Visiting St James Priory, Bristol

Posted: 18 January 2024

As we celebrate a century of existence as an organisation, we have revisited articles from our annual journal to draw inspiration for our events programme. For 2024 we have curated a series of events we trust will captivate participants and serve as a tribute to our rich past.

In 2015 Historic Buildings & Places, then the Ancient Monuments Society, published an article on ‘Saving St James’s Priory, Bristol’ by Sandra Manley. Just 7 years later we are visiting the Priory to see if indeed the site was saved. 

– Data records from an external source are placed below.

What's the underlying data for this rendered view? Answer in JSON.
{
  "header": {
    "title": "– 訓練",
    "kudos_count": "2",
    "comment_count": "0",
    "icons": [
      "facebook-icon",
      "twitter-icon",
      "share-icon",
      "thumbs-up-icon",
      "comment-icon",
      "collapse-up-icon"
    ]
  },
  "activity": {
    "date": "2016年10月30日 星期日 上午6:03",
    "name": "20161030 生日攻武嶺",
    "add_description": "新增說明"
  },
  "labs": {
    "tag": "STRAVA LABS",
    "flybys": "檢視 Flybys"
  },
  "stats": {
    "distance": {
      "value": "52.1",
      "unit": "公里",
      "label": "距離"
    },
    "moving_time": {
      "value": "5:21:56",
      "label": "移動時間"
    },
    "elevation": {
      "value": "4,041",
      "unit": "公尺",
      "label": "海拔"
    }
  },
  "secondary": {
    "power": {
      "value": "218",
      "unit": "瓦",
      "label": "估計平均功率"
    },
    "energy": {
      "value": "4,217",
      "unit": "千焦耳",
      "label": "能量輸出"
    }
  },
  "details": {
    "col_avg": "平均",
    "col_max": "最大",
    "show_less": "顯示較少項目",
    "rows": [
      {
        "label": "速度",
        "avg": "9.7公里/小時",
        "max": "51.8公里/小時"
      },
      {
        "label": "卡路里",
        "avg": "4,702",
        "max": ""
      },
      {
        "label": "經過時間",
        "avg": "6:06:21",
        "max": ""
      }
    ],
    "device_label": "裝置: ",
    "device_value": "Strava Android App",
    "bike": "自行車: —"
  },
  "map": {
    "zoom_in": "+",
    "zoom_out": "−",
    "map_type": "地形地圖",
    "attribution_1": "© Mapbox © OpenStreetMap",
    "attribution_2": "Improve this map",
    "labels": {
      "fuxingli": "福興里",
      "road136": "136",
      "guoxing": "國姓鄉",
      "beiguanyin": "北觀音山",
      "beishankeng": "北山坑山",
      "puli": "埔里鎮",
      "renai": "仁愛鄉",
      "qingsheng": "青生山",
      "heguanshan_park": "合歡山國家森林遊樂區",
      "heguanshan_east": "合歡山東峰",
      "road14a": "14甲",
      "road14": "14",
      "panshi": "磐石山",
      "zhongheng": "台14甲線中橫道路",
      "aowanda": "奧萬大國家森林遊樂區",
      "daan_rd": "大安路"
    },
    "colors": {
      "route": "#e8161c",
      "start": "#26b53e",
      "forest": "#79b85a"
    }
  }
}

To give a bit of background, St James Priory was founded in 1129 by Robert Fitzroy, Earl of Gloucester and the illegitimate grandson of William the Conqueror, and is considered to be the oldest Building in Bristol. The Priory was home to an order of Benedictine monks during the Middle Ages, until it was dissolved by Henry VIII. Many of the buildings were destroyed during the Reformation, with only the west end remaining, becoming a parish church which is still in use today.

The church is Grade I listed, in particular for its Norman and Romanesque architecture. Many original features can be seen, for example, the 12th century oculus, the nave arcades and clerestories, although various additions to the architecture were made during the 18th and 19th centuries.

Following WWII, usage of the church declined and it was declared redundant in 1984, subsequently falling into disrepair. A five-year conservation project, funded by the Heritage Lottery Fund, was completed in 2011, and since then the church has become a vital part of the community, a special place of worship and healing, which also provides unique services to support people recovering from alcohol and drug addiction.

Join us in Bristol on Tuesday 20th February to see this incredible historic church or read more about it in our Transactions Vol 59, 2015.

Explore the full digital archive of our Journal here.